### WHAT THE TASK ASKS
Every line with the string "plays" must be copied from the entries below.

[Start of Attachment]

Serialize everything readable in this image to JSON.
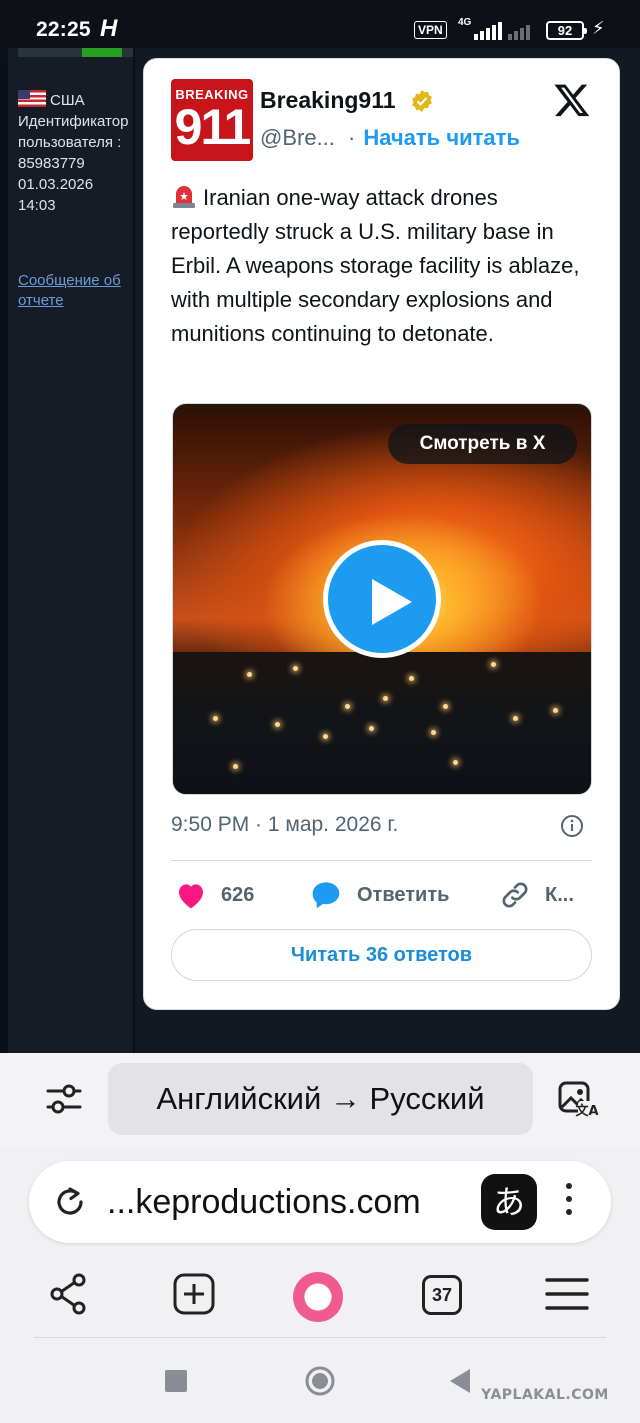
{
  "status_bar": {
    "time": "22:25",
    "notification_glyph": "H",
    "vpn_label": "VPN",
    "network_label": "4G",
    "battery": "92"
  },
  "forum": {
    "country": "США",
    "user_id": "Идентификатор пользователя : 85983779",
    "date": "01.03.2026",
    "time": "14:03",
    "report_link": "Сообщение об отчете"
  },
  "tweet": {
    "logo_top": "BREAKING",
    "logo_number": "911",
    "display_name": "Breaking911",
    "handle": "@Bre...",
    "separator": "·",
    "follow_label": "Начать читать",
    "text": "Iranian one-way attack drones reportedly struck a U.S. military base in Erbil. A weapons storage facility is ablaze, with multiple secondary explosions and munitions continuing to detonate.",
    "watch_label": "Смотреть в X",
    "timestamp": "9:50 PM · 1 мар. 2026 г.",
    "likes": "626",
    "reply_label": "Ответить",
    "copy_label": "К...",
    "read_replies_label": "Читать 36 ответов",
    "colors": {
      "accent": "#1d9bf0",
      "like": "#f91880",
      "text": "#0f1419",
      "muted": "#536471"
    }
  },
  "browser": {
    "translation": "Английский → Русский",
    "url": "...keproductions.com",
    "translate_glyph": "あ",
    "tab_count": "37"
  },
  "watermark": "YAPLAKAL.COM",
  "icons": [
    "x-logo-icon",
    "verified-badge-icon",
    "siren-icon",
    "play-icon",
    "info-icon",
    "heart-icon",
    "reply-bubble-icon",
    "link-icon",
    "filter-sliders-icon",
    "image-translate-icon",
    "reload-icon",
    "kebab-menu-icon",
    "share-icon",
    "new-tab-icon",
    "alice-assistant-icon",
    "menu-icon",
    "square-icon",
    "circle-icon",
    "back-triangle-icon"
  ]
}
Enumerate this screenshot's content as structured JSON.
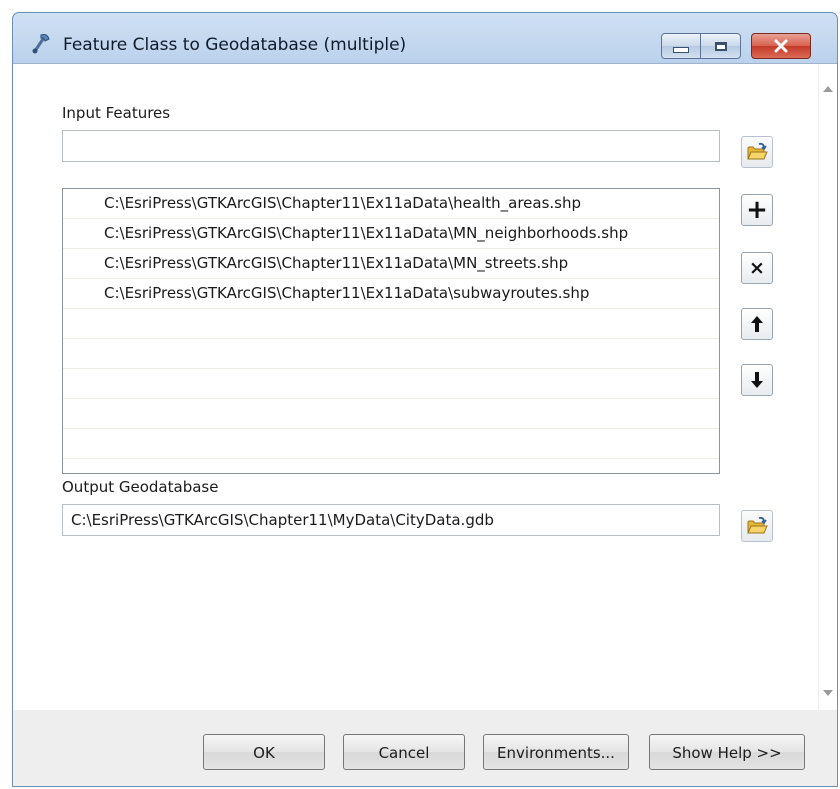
{
  "window": {
    "title": "Feature Class to Geodatabase (multiple)"
  },
  "input_features": {
    "label": "Input Features",
    "value": "",
    "items": [
      "C:\\EsriPress\\GTKArcGIS\\Chapter11\\Ex11aData\\health_areas.shp",
      "C:\\EsriPress\\GTKArcGIS\\Chapter11\\Ex11aData\\MN_neighborhoods.shp",
      "C:\\EsriPress\\GTKArcGIS\\Chapter11\\Ex11aData\\MN_streets.shp",
      "C:\\EsriPress\\GTKArcGIS\\Chapter11\\Ex11aData\\subwayroutes.shp"
    ]
  },
  "output_geodatabase": {
    "label": "Output Geodatabase",
    "value": "C:\\EsriPress\\GTKArcGIS\\Chapter11\\MyData\\CityData.gdb"
  },
  "list_buttons": {
    "add": "+",
    "remove": "×"
  },
  "buttons": {
    "ok": "OK",
    "cancel": "Cancel",
    "environments": "Environments...",
    "show_help": "Show Help >>"
  },
  "colors": {
    "title_bar": "#bcd2ec",
    "close_button": "#c3392a",
    "folder_icon": "#f2c84b"
  },
  "icons": {
    "app": "geoprocessing-tool-icon",
    "browse": "open-folder-icon",
    "add": "plus-icon",
    "remove": "x-icon",
    "up": "arrow-up-icon",
    "down": "arrow-down-icon"
  }
}
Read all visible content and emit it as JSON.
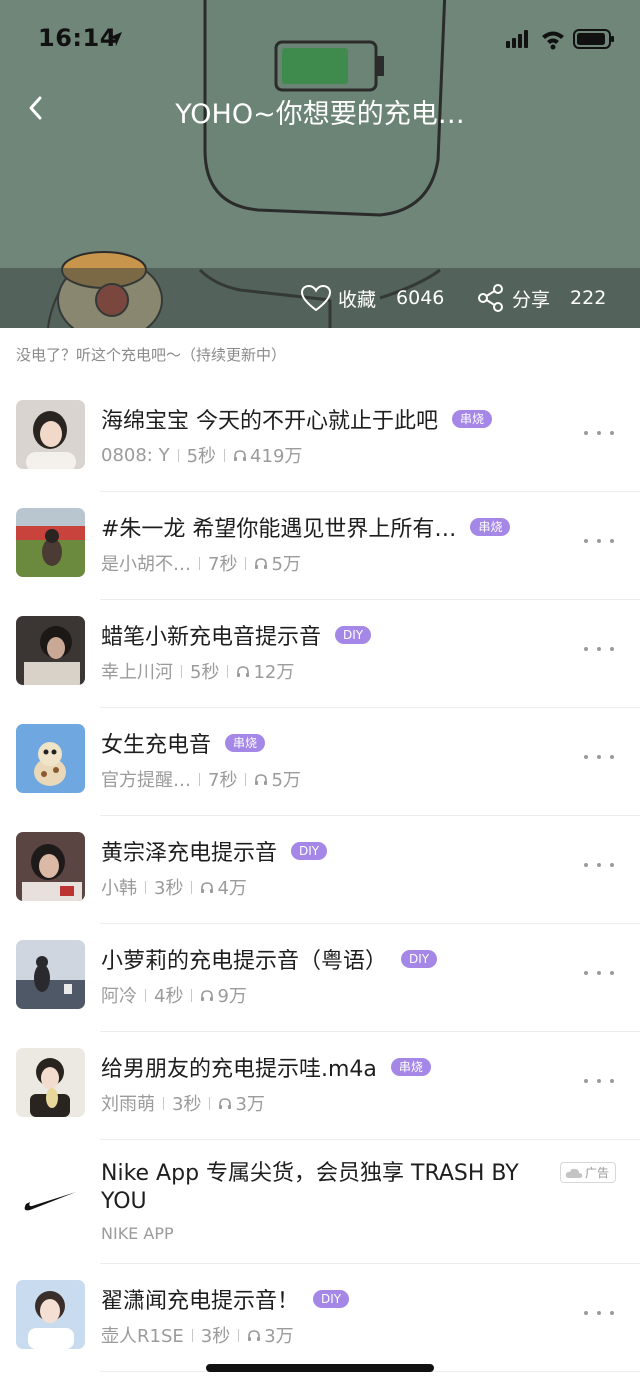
{
  "status_bar": {
    "time": "16:14"
  },
  "nav": {
    "title": "YOHO~你想要的充电…"
  },
  "actions": {
    "favorite_label": "收藏",
    "favorite_count": "6046",
    "share_label": "分享",
    "share_count": "222"
  },
  "description": "没电了？听这个充电吧～（持续更新中）",
  "colors": {
    "tag_bg": "#a487e6",
    "banner_bg": "#6f8679"
  },
  "items": [
    {
      "title": "海绵宝宝 今天的不开心就止于此吧",
      "tag": "串烧",
      "author": "0808: Y",
      "duration": "5秒",
      "plays": "419万"
    },
    {
      "title": "#朱一龙 希望你能遇见世界上所有…",
      "tag": "串烧",
      "author": "是小胡不…",
      "duration": "7秒",
      "plays": "5万"
    },
    {
      "title": "蜡笔小新充电音提示音",
      "tag": "DIY",
      "author": "幸上川河",
      "duration": "5秒",
      "plays": "12万"
    },
    {
      "title": "女生充电音",
      "tag": "串烧",
      "author": "官方提醒…",
      "duration": "7秒",
      "plays": "5万"
    },
    {
      "title": "黄宗泽充电提示音",
      "tag": "DIY",
      "author": "小韩",
      "duration": "3秒",
      "plays": "4万"
    },
    {
      "title": "小萝莉的充电提示音（粤语）",
      "tag": "DIY",
      "author": "阿冷",
      "duration": "4秒",
      "plays": "9万"
    },
    {
      "title": "给男朋友的充电提示哇.m4a",
      "tag": "串烧",
      "author": "刘雨萌",
      "duration": "3秒",
      "plays": "3万"
    }
  ],
  "ad": {
    "title": "Nike App 专属尖货，会员独享 TRASH BY YOU",
    "subtitle": "NIKE APP",
    "badge": "广告"
  },
  "last_item": {
    "title": "翟潇闻充电提示音！",
    "tag": "DIY",
    "author": "壶人R1SE",
    "duration": "3秒",
    "plays": "3万"
  }
}
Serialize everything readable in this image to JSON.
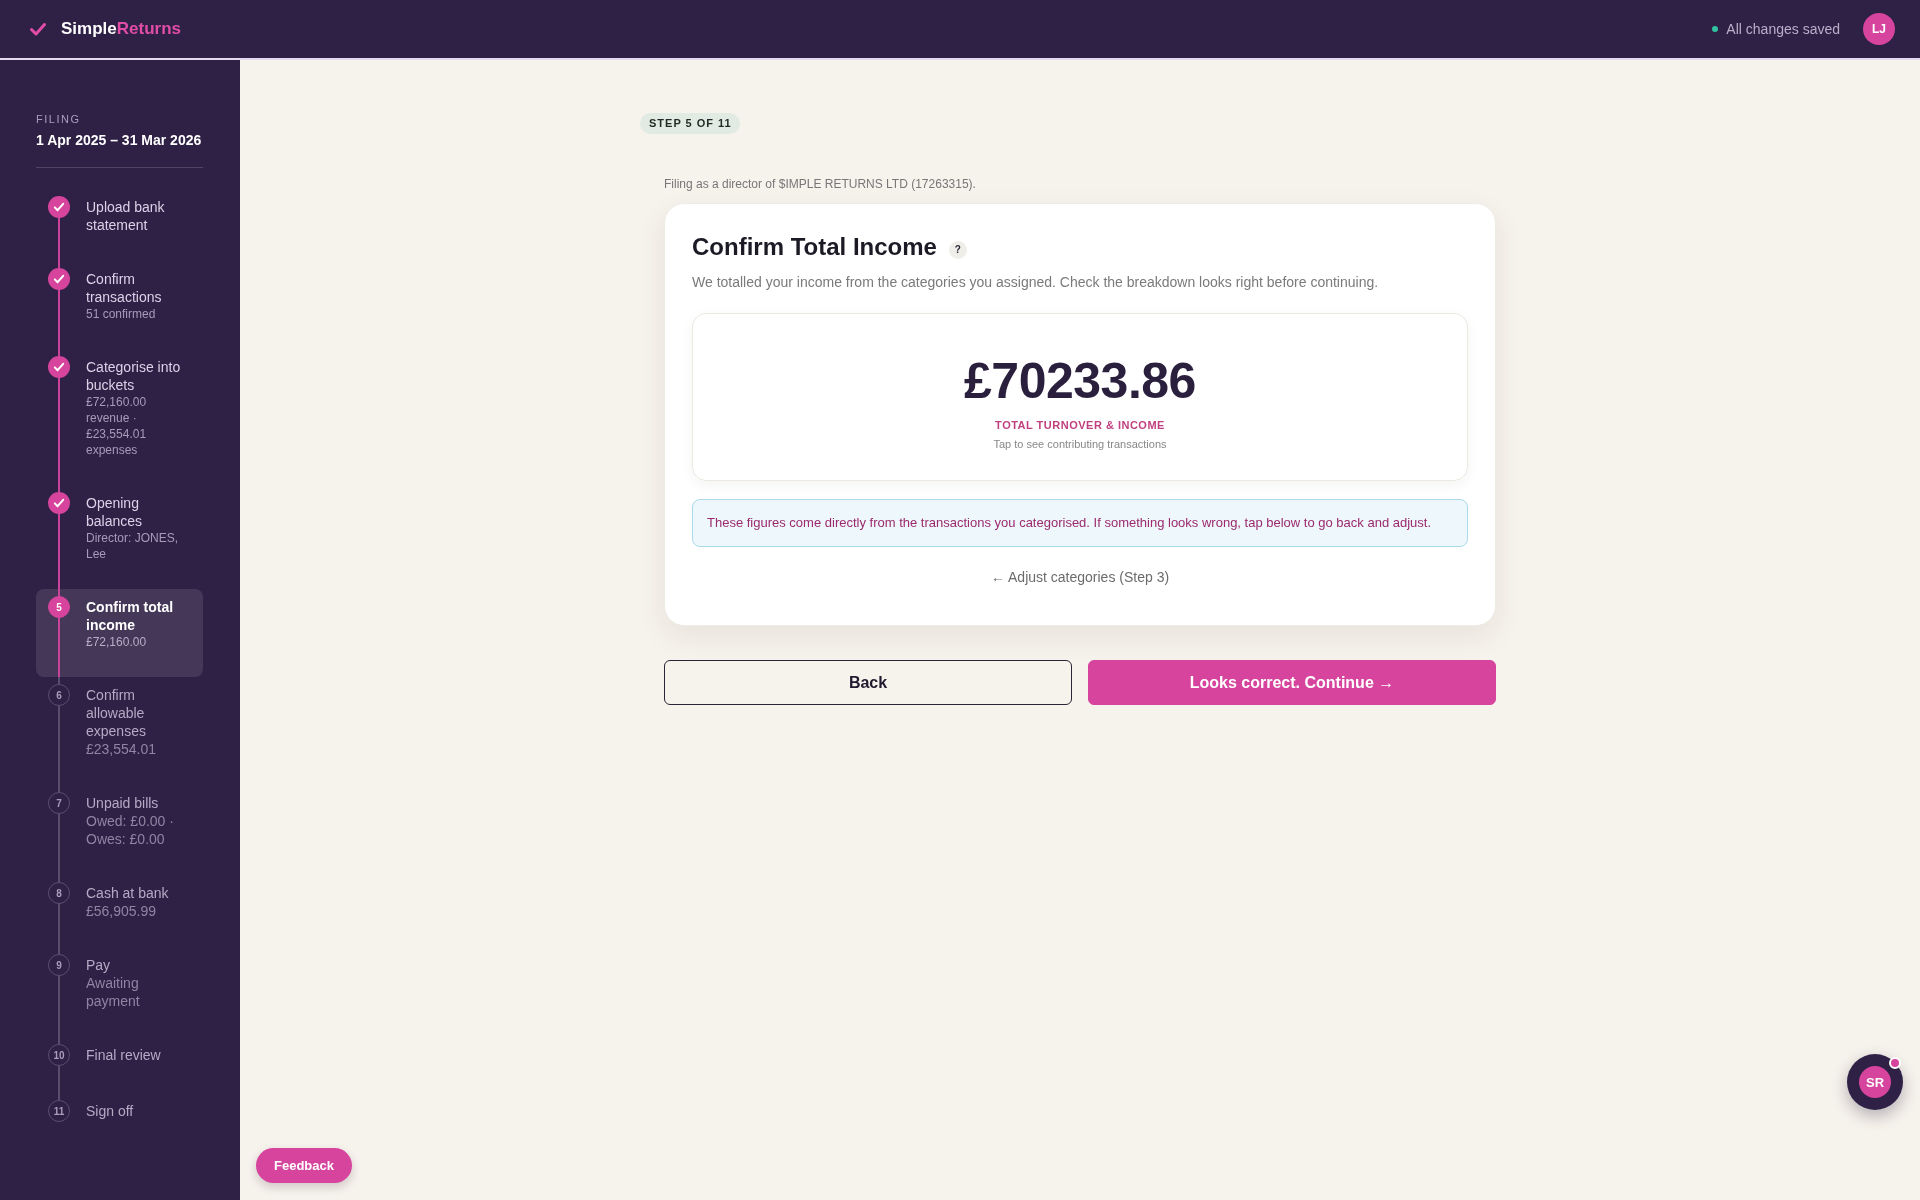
{
  "header": {
    "brand": {
      "first": "Simple",
      "accent": "Returns"
    },
    "save_status": "All changes saved",
    "avatar_initials": "LJ"
  },
  "sidebar": {
    "section_label": "FILING",
    "period": "1 Apr 2025 – 31 Mar 2026",
    "steps": [
      {
        "done": true,
        "selected": false,
        "title": "Upload bank statement"
      },
      {
        "done": true,
        "selected": false,
        "title": "Confirm transactions",
        "detail": "51 confirmed"
      },
      {
        "done": true,
        "selected": false,
        "title": "Categorise into buckets",
        "detail": "£72,160.00 revenue · £23,554.01 expenses"
      },
      {
        "done": true,
        "selected": false,
        "title": "Opening balances",
        "detail": "Director: JONES, Lee"
      },
      {
        "done": false,
        "selected": true,
        "number": "5",
        "title": "Confirm total income",
        "detail": "£72,160.00"
      },
      {
        "done": false,
        "selected": false,
        "number": "6",
        "title": "Confirm allowable expenses",
        "detail": "£23,554.01"
      },
      {
        "done": false,
        "selected": false,
        "number": "7",
        "title": "Unpaid bills",
        "detail": "Owed: £0.00 · Owes: £0.00"
      },
      {
        "done": false,
        "selected": false,
        "number": "8",
        "title": "Cash at bank",
        "detail": "£56,905.99"
      },
      {
        "done": false,
        "selected": false,
        "number": "9",
        "title": "Pay",
        "detail": "Awaiting payment"
      },
      {
        "done": false,
        "selected": false,
        "number": "10",
        "title": "Final review"
      },
      {
        "done": false,
        "selected": false,
        "number": "11",
        "title": "Sign off"
      }
    ]
  },
  "main": {
    "step_counter": "STEP 5 OF 11",
    "filing_note": "Filing as a director of $IMPLE RETURNS LTD (17263315).",
    "card": {
      "title": "Confirm Total Income",
      "help": "?",
      "description": "We totalled your income from the categories you assigned. Check the breakdown looks right before continuing.",
      "total": {
        "amount": "£70233.86",
        "label": "TOTAL TURNOVER & INCOME",
        "hint": "Tap to see contributing transactions"
      },
      "note": "These figures come directly from the transactions you categorised. If something looks wrong, tap below to go back and adjust.",
      "adjust_link": "← Adjust categories (Step 3)"
    },
    "buttons": [
      {
        "kind": "secondary",
        "label": "Back"
      },
      {
        "kind": "primary",
        "label": "Looks correct. Continue →"
      }
    ]
  },
  "feedback_button": "Feedback",
  "chat": {
    "initials": "SR",
    "unread": true
  }
}
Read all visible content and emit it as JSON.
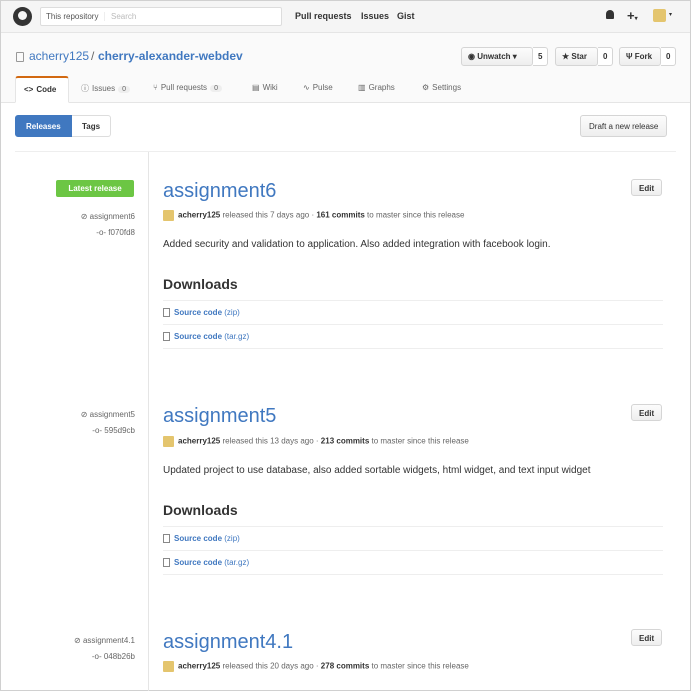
{
  "header": {
    "scope_label": "This repository",
    "search_placeholder": "Search",
    "nav": [
      "Pull requests",
      "Issues",
      "Gist"
    ],
    "plus": "+",
    "caret": "▾"
  },
  "repo": {
    "owner": "acherry125",
    "separator": "/",
    "name": "cherry-alexander-webdev",
    "watch_label": "Unwatch",
    "watch_count": "5",
    "star_label": "Star",
    "star_count": "0",
    "fork_label": "Fork",
    "fork_count": "0"
  },
  "tabs": [
    {
      "icon": "<>",
      "label": "Code"
    },
    {
      "icon": "ⓘ",
      "label": "Issues",
      "count": "0"
    },
    {
      "icon": "⑂",
      "label": "Pull requests",
      "count": "0"
    },
    {
      "icon": "▤",
      "label": "Wiki"
    },
    {
      "icon": "∿",
      "label": "Pulse"
    },
    {
      "icon": "▥",
      "label": "Graphs"
    },
    {
      "icon": "⚙",
      "label": "Settings"
    }
  ],
  "subnav": {
    "releases": "Releases",
    "tags": "Tags",
    "draft": "Draft a new release"
  },
  "latest_badge": "Latest release",
  "releases": [
    {
      "title": "assignment6",
      "tag": "assignment6",
      "commit": "f070fd8",
      "author": "acherry125",
      "released": "released this 7 days ago ·",
      "commits": "161 commits",
      "since": "to master since this release",
      "description": "Added security and validation to application. Also added integration with facebook login.",
      "downloads_heading": "Downloads",
      "downloads": [
        {
          "label": "Source code",
          "format": "(zip)"
        },
        {
          "label": "Source code",
          "format": "(tar.gz)"
        }
      ],
      "edit": "Edit"
    },
    {
      "title": "assignment5",
      "tag": "assignment5",
      "commit": "595d9cb",
      "author": "acherry125",
      "released": "released this 13 days ago ·",
      "commits": "213 commits",
      "since": "to master since this release",
      "description": "Updated project to use database, also added sortable widgets, html widget, and text input widget",
      "downloads_heading": "Downloads",
      "downloads": [
        {
          "label": "Source code",
          "format": "(zip)"
        },
        {
          "label": "Source code",
          "format": "(tar.gz)"
        }
      ],
      "edit": "Edit"
    },
    {
      "title": "assignment4.1",
      "tag": "assignment4.1",
      "commit": "048b26b",
      "author": "acherry125",
      "released": "released this 20 days ago ·",
      "commits": "278 commits",
      "since": "to master since this release",
      "edit": "Edit"
    }
  ],
  "colors": {
    "accent": "#4078c0",
    "latest": "#6cc644",
    "tab_highlight": "#d26911"
  }
}
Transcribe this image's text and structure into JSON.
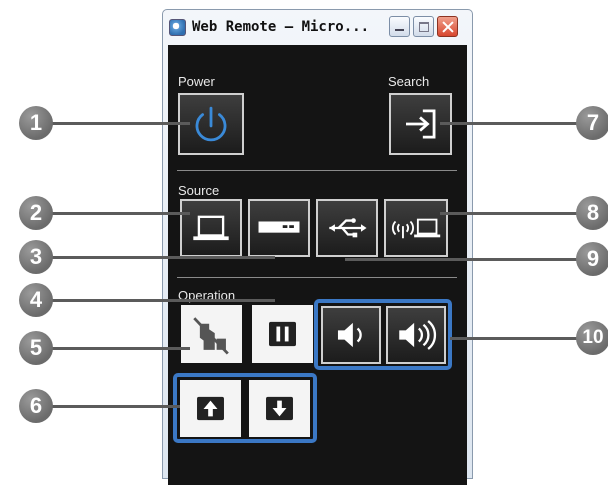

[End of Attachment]

### EXPECTED ANSWER
      "plays": "419万"
      "plays": "5万"
      "plays": "12万"
      "plays": "5万"
      "plays": "4万"
      "plays": "9万"
      "plays": "3万"
    "plays": "3万"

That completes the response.